Exercise: Would you print each of the entries below precisely as given?

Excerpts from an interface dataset
=== Section Start ===
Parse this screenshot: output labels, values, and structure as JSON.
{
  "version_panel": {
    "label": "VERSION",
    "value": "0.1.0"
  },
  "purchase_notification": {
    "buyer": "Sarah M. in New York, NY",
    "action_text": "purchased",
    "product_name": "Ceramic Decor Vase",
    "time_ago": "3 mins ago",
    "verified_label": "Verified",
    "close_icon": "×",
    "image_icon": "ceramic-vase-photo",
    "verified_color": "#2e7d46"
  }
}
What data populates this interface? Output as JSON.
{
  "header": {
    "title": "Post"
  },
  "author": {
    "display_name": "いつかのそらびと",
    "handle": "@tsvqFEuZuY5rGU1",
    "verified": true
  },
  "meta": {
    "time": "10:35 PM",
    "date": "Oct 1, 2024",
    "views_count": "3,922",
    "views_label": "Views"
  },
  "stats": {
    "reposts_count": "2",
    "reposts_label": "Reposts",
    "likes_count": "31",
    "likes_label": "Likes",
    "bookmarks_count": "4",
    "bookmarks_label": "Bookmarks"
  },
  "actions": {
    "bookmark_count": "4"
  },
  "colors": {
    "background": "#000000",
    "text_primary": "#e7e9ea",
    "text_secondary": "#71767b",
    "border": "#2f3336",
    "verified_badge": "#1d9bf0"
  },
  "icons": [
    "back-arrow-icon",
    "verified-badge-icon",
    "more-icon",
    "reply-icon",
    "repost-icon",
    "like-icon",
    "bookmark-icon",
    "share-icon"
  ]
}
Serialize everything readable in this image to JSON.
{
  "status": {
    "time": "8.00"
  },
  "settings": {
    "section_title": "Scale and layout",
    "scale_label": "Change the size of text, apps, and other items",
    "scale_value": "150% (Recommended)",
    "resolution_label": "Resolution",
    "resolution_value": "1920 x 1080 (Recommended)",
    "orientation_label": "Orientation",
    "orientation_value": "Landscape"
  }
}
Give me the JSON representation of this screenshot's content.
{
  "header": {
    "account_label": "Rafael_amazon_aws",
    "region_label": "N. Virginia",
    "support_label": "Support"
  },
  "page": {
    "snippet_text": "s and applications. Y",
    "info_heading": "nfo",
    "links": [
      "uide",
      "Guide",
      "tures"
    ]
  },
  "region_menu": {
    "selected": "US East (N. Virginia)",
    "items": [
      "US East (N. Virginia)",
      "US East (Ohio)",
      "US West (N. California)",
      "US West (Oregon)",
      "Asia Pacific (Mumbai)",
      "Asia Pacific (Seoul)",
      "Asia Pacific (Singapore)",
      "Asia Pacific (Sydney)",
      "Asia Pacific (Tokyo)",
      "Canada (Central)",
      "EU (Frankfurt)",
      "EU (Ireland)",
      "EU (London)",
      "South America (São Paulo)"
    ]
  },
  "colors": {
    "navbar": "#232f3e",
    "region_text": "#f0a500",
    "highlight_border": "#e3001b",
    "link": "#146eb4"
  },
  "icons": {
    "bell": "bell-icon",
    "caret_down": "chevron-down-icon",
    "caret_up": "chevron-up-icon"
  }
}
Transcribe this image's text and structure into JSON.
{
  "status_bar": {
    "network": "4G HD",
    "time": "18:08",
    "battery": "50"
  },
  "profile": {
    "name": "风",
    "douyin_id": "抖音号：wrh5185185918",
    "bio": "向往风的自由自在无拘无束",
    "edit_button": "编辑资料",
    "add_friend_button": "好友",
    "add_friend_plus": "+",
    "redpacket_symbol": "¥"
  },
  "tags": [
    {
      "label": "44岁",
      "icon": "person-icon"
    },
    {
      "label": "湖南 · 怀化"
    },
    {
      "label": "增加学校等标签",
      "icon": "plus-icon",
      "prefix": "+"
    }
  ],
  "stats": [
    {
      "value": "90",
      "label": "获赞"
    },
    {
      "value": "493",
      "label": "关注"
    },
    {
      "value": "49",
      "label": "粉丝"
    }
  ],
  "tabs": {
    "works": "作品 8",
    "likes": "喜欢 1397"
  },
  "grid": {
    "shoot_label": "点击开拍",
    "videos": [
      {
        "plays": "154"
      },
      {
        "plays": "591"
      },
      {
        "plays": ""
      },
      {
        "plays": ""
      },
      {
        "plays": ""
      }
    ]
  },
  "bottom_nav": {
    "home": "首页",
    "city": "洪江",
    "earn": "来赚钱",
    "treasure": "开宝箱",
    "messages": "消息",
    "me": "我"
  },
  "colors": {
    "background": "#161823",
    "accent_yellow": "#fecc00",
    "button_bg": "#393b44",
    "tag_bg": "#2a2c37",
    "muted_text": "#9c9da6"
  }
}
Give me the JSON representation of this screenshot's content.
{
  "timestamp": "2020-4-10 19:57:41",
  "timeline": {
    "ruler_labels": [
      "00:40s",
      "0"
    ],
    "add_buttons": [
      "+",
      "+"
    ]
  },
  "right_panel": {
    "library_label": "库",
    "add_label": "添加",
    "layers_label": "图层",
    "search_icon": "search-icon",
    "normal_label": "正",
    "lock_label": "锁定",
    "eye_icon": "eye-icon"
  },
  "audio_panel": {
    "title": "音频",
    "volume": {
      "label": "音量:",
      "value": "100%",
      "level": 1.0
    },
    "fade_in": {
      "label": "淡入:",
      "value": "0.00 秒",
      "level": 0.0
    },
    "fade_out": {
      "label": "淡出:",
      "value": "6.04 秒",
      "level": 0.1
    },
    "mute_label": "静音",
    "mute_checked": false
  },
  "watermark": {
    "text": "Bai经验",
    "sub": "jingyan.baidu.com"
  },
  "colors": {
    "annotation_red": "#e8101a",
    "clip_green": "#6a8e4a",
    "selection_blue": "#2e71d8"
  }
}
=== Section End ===
Task output:
Parse this screenshot: output labels, values, and structure as JSON.
{
  "version_panel": {
    "label": "VERSION",
    "value": "0.1.0"
  },
  "purchase_notification": {
    "buyer": "Sarah M. in New York, NY",
    "action_text": "purchased",
    "product_name": "Ceramic Decor Vase",
    "time_ago": "3 mins ago",
    "verified_label": "Verified",
    "close_icon": "×",
    "image_icon": "ceramic-vase-photo",
    "verified_color": "#2e7d46"
  }
}
What data populates this interface? Output as JSON.
{
  "header": {
    "title": "Post"
  },
  "author": {
    "display_name": "いつかのそらびと",
    "handle": "@tsvqFEuZuY5rGU1",
    "verified": true
  },
  "meta": {
    "time": "10:35 PM",
    "date": "Oct 1, 2024",
    "views_count": "3,922",
    "views_label": "Views"
  },
  "stats": {
    "reposts_count": "2",
    "reposts_label": "Reposts",
    "likes_count": "31",
    "likes_label": "Likes",
    "bookmarks_count": "4",
    "bookmarks_label": "Bookmarks"
  },
  "actions": {
    "bookmark_count": "4"
  },
  "colors": {
    "background": "#000000",
    "text_primary": "#e7e9ea",
    "text_secondary": "#71767b",
    "border": "#2f3336",
    "verified_badge": "#1d9bf0"
  },
  "icons": [
    "back-arrow-icon",
    "verified-badge-icon",
    "more-icon",
    "reply-icon",
    "repost-icon",
    "like-icon",
    "bookmark-icon",
    "share-icon"
  ]
}
Serialize everything readable in this image to JSON.
{
  "status": {
    "time": "8.00"
  },
  "settings": {
    "section_title": "Scale and layout",
    "scale_label": "Change the size of text, apps, and other items",
    "scale_value": "150% (Recommended)",
    "resolution_label": "Resolution",
    "resolution_value": "1920 x 1080 (Recommended)",
    "orientation_label": "Orientation",
    "orientation_value": "Landscape"
  }
}
Give me the JSON representation of this screenshot's content.
{
  "header": {
    "account_label": "Rafael_amazon_aws",
    "region_label": "N. Virginia",
    "support_label": "Support"
  },
  "page": {
    "snippet_text": "s and applications. Y",
    "info_heading": "nfo",
    "links": [
      "uide",
      "Guide",
      "tures"
    ]
  },
  "region_menu": {
    "selected": "US East (N. Virginia)",
    "items": [
      "US East (N. Virginia)",
      "US East (Ohio)",
      "US West (N. California)",
      "US West (Oregon)",
      "Asia Pacific (Mumbai)",
      "Asia Pacific (Seoul)",
      "Asia Pacific (Singapore)",
      "Asia Pacific (Sydney)",
      "Asia Pacific (Tokyo)",
      "Canada (Central)",
      "EU (Frankfurt)",
      "EU (Ireland)",
      "EU (London)",
      "South America (São Paulo)"
    ]
  },
  "colors": {
    "navbar": "#232f3e",
    "region_text": "#f0a500",
    "highlight_border": "#e3001b",
    "link": "#146eb4"
  },
  "icons": {
    "bell": "bell-icon",
    "caret_down": "chevron-down-icon",
    "caret_up": "chevron-up-icon"
  }
}
Transcribe this image's text and structure into JSON.
{
  "status_bar": {
    "network": "4G HD",
    "time": "18:08",
    "battery": "50"
  },
  "profile": {
    "name": "风",
    "douyin_id": "抖音号：wrh5185185918",
    "bio": "向往风的自由自在无拘无束",
    "edit_button": "编辑资料",
    "add_friend_button": "好友",
    "add_friend_plus": "+",
    "redpacket_symbol": "¥"
  },
  "tags": [
    {
      "label": "44岁",
      "icon": "person-icon"
    },
    {
      "label": "湖南 · 怀化"
    },
    {
      "label": "增加学校等标签",
      "icon": "plus-icon",
      "prefix": "+"
    }
  ],
  "stats": [
    {
      "value": "90",
      "label": "获赞"
    },
    {
      "value": "493",
      "label": "关注"
    },
    {
      "value": "49",
      "label": "粉丝"
    }
  ],
  "tabs": {
    "works": "作品 8",
    "likes": "喜欢 1397"
  },
  "grid": {
    "shoot_label": "点击开拍",
    "videos": [
      {
        "plays": "154"
      },
      {
        "plays": "591"
      },
      {
        "plays": ""
      },
      {
        "plays": ""
      },
      {
        "plays": ""
      }
    ]
  },
  "bottom_nav": {
    "home": "首页",
    "city": "洪江",
    "earn": "来赚钱",
    "treasure": "开宝箱",
    "messages": "消息",
    "me": "我"
  },
  "colors": {
    "background": "#161823",
    "accent_yellow": "#fecc00",
    "button_bg": "#393b44",
    "tag_bg": "#2a2c37",
    "muted_text": "#9c9da6"
  }
}
Give me the JSON representation of this screenshot's content.
{
  "timestamp": "2020-4-10 19:57:41",
  "timeline": {
    "ruler_labels": [
      "00:40s",
      "0"
    ],
    "add_buttons": [
      "+",
      "+"
    ]
  },
  "right_panel": {
    "library_label": "库",
    "add_label": "添加",
    "layers_label": "图层",
    "search_icon": "search-icon",
    "normal_label": "正",
    "lock_label": "锁定",
    "eye_icon": "eye-icon"
  },
  "audio_panel": {
    "title": "音频",
    "volume": {
      "label": "音量:",
      "value": "100%",
      "level": 1.0
    },
    "fade_in": {
      "label": "淡入:",
      "value": "0.00 秒",
      "level": 0.0
    },
    "fade_out": {
      "label": "淡出:",
      "value": "6.04 秒",
      "level": 0.1
    },
    "mute_label": "静音",
    "mute_checked": false
  },
  "watermark": {
    "text": "Bai经验",
    "sub": "jingyan.baidu.com"
  },
  "colors": {
    "annotation_red": "#e8101a",
    "clip_green": "#6a8e4a",
    "selection_blue": "#2e71d8"
  }
}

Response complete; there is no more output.